Lies, Damn Lies, and Charts Without Context

This is fascinating, and is a great lesson in creating or just plain reading charts.   Lots of buzz over a piece put out by the uber data wonks at the Energy Information Administration under the headline: Pennsylvania drives Northeast natural gas production growth.  You just knew folks would obsess over that.  The echo came first I think via NPR's new Stateimpact site, but spread at least to places like the PG's Pipeline, and of course was picked up by the Marcellus Shale Coalition and others by now I am sure.

As best I can tell, few bothered to read what the EIA had to say as much as obsess on this one graphic they put out there.

So you look at that chart and say OMG, look at all the net new natural gas is coming online!   You have to believe that the storage capacity of the US is filling up quick and what I would really like to hear with winter approaching is that the price of natural gas must be collapsing. Soon they will be giving away the stuff.  It's not like there has been enough time for any meaningful new demand to soak up all that new gas production.  Still a long way from fleets of natural gas cars on the roads and we have made it past the peak energy demand of the summer. 

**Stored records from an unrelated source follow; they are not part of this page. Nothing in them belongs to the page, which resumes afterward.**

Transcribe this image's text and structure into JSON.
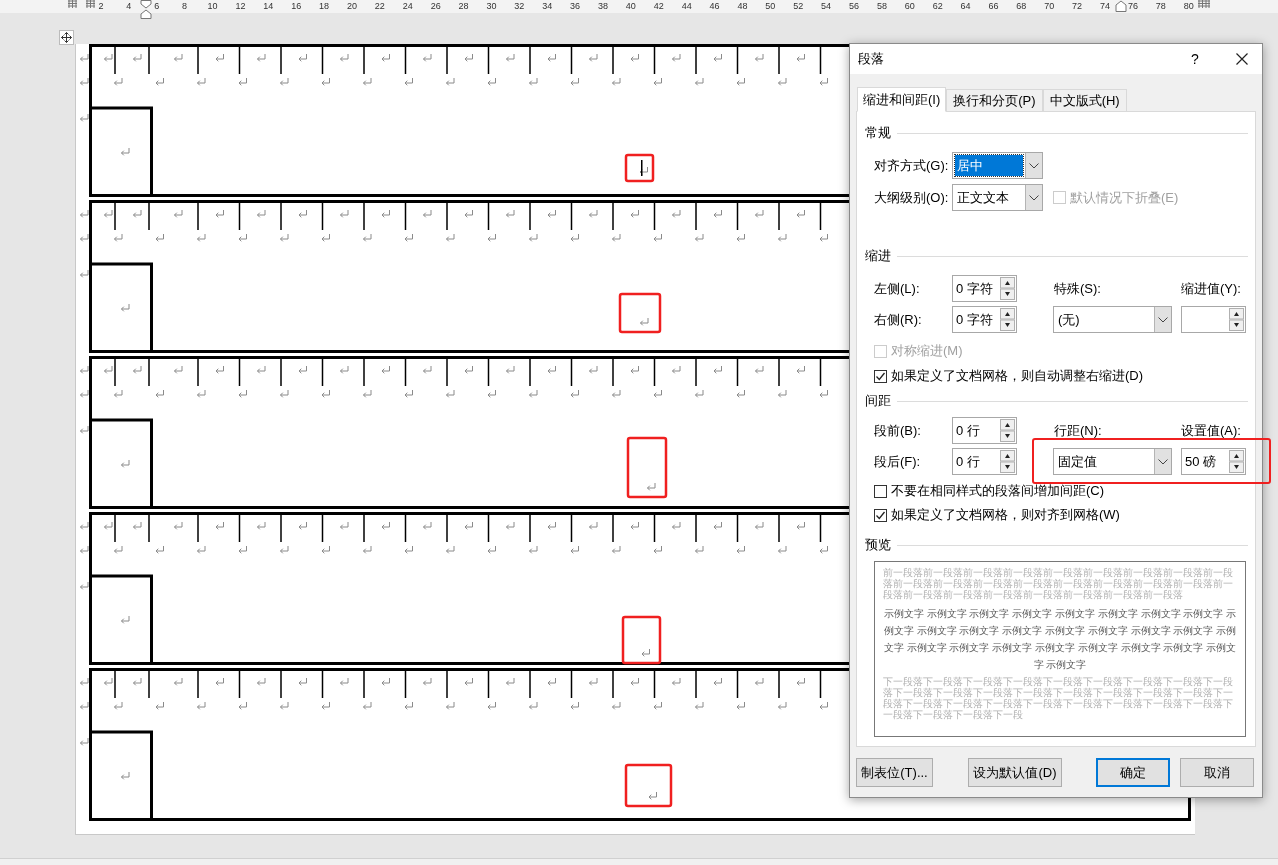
{
  "ruler": {
    "labels": [
      "2",
      "4",
      "6",
      "8",
      "10",
      "12",
      "14",
      "16",
      "18",
      "20",
      "22",
      "24",
      "26",
      "28",
      "30",
      "32",
      "34",
      "36",
      "38",
      "40",
      "42",
      "44",
      "46",
      "48",
      "50",
      "52",
      "54",
      "56",
      "58",
      "60",
      "62",
      "64",
      "66",
      "68",
      "70",
      "72",
      "74",
      "76",
      "78",
      "80"
    ]
  },
  "document": {
    "tables": [
      {
        "cursor": true
      },
      {
        "cursor": false
      },
      {
        "cursor": false
      },
      {
        "cursor": false
      },
      {
        "cursor": false
      }
    ]
  },
  "dialog": {
    "title": "段落",
    "help": "?",
    "tabs": [
      {
        "label": "缩进和间距(I)",
        "selected": true
      },
      {
        "label": "换行和分页(P)",
        "selected": false
      },
      {
        "label": "中文版式(H)",
        "selected": false
      }
    ],
    "general": {
      "heading": "常规",
      "alignment": {
        "label": "对齐方式(G):",
        "value": "居中",
        "highlighted": true
      },
      "outline_level": {
        "label": "大纲级别(O):",
        "value": "正文文本",
        "highlighted": false
      },
      "collapse": {
        "label": "默认情况下折叠(E)",
        "checked": false,
        "disabled": true
      }
    },
    "indent": {
      "heading": "缩进",
      "left": {
        "label": "左侧(L):",
        "value": "0 字符"
      },
      "right": {
        "label": "右侧(R):",
        "value": "0 字符"
      },
      "special": {
        "label": "特殊(S):",
        "value": "(无)"
      },
      "by": {
        "label": "缩进值(Y):"
      },
      "mirror": {
        "label": "对称缩进(M)",
        "checked": false,
        "disabled": true
      },
      "auto_adjust": {
        "label": "如果定义了文档网格，则自动调整右缩进(D)",
        "checked": true,
        "disabled": false
      }
    },
    "spacing": {
      "heading": "间距",
      "before": {
        "label": "段前(B):",
        "value": "0 行"
      },
      "after": {
        "label": "段后(F):",
        "value": "0 行"
      },
      "line_spacing": {
        "label": "行距(N):",
        "value": "固定值"
      },
      "at": {
        "label": "设置值(A):",
        "value": "50 磅"
      },
      "dont_add": {
        "label": "不要在相同样式的段落间增加间距(C)",
        "checked": false,
        "disabled": false
      },
      "snap": {
        "label": "如果定义了文档网格，则对齐到网格(W)",
        "checked": true,
        "disabled": false
      }
    },
    "preview": {
      "heading": "预览",
      "preceding": "前一段落前一段落前一段落前一段落前一段落前一段落前一段落前一段落前一段落前一段落前一段落前一段落前一段落前一段落前一段落前一段落前一段落前一段落前一段落前一段落前一段落前一段落前一段落前一段落前一段落",
      "sample": "示例文字 示例文字 示例文字 示例文字 示例文字 示例文字 示例文字 示例文字 示例文字 示例文字 示例文字 示例文字 示例文字 示例文字 示例文字 示例文字 示例文字 示例文字 示例文字 示例文字 示例文字 示例文字 示例文字 示例文字 示例文字 示例文字",
      "following": "下一段落下一段落下一段落下一段落下一段落下一段落下一段落下一段落下一段落下一段落下一段落下一段落下一段落下一段落下一段落下一段落下一段落下一段落下一段落下一段落下一段落下一段落下一段落下一段落下一段落下一段落下一段落下一段落下一段落下一段"
    },
    "buttons": [
      {
        "label": "制表位(T)...",
        "default": false
      },
      {
        "label": "设为默认值(D)",
        "default": false
      },
      {
        "label": "确定",
        "default": true
      },
      {
        "label": "取消",
        "default": false
      }
    ]
  }
}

Of course, it isn't the case just yet.  Natural gas prices are relatively low, but have been stable for much of the last year or so.  Natural gas in storage is not too far from normal parameters.  So what gives?

If you looked at that graphic too quickly.. or didn't bother to look into the context more you might have assumed that the graphic depicted all US natural gas production.  Go look again, it clearly says it is just for Northeast production.  Remember also that natrual gas is shipped around the country in pipelines so it really is a national, or probably best described as a continental market with the entire Northeast not exactly a big part of the production story.  So it is the supply and demand cumulative across North America that really impacts the market prices. 

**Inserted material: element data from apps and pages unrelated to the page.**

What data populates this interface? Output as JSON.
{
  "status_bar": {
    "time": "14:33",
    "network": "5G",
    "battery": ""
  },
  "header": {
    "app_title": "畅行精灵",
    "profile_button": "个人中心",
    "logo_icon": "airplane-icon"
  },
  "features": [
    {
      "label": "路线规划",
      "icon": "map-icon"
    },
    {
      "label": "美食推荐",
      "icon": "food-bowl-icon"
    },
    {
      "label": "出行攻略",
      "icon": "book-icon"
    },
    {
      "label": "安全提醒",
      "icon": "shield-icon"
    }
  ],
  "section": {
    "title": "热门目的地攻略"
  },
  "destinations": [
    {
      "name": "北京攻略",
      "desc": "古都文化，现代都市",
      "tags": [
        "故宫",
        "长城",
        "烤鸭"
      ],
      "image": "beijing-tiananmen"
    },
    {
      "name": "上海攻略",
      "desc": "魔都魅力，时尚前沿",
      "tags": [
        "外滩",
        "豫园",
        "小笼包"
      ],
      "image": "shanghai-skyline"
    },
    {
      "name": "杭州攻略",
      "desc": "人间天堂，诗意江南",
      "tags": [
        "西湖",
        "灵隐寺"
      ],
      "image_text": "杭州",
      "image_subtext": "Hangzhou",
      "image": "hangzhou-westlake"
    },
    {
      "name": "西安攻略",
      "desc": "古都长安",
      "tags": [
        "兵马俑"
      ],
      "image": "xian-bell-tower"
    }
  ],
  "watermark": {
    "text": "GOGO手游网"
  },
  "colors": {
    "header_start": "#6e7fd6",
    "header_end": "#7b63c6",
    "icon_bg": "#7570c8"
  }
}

Just for fun, here is a bar chart I made quickly of Pennsylvania's natural gas production compared to the United States' production as of June 2011.  You will need to scroll down to get to Pennsylvania's data:

And if you are still reading..  it might be good to go back and read the EIA's (yes, the same EIA that made the first chart) current description of energy resources in Pennsylvania.  In particular scroll down to the subsection titled "Natural Gas".  The state of things as they describe it for Pennsylvania is:

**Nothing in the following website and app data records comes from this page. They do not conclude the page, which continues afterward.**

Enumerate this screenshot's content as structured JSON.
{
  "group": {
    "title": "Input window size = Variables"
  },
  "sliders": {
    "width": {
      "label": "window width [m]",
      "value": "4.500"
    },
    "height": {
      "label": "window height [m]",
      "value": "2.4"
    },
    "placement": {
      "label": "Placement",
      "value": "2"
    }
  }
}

" Natural Gas: Although minor, Pennsylvania’s natural gas production has grown in recent years. The State’s Marcellus shale region, in particular, has experienced markedly increased new development over the past few years. However, compared to Pennsylvania’s total natural gas production, shale gas production remains minimal. "
Note they start out with the description 'minor'.

Clearly the 'minimal' part is changing, but even with the big increases in the last year, Pennsylvania is still far from a big part of total US production and a small fraction of production in Texas. You might not think so reading all the hype.  A few folks I have had conversations with recently really believe Pennsylvania is now, as in already, the biggest natural gas producer in the nation.  Some PR folks out there somewhere really deserve bonuses.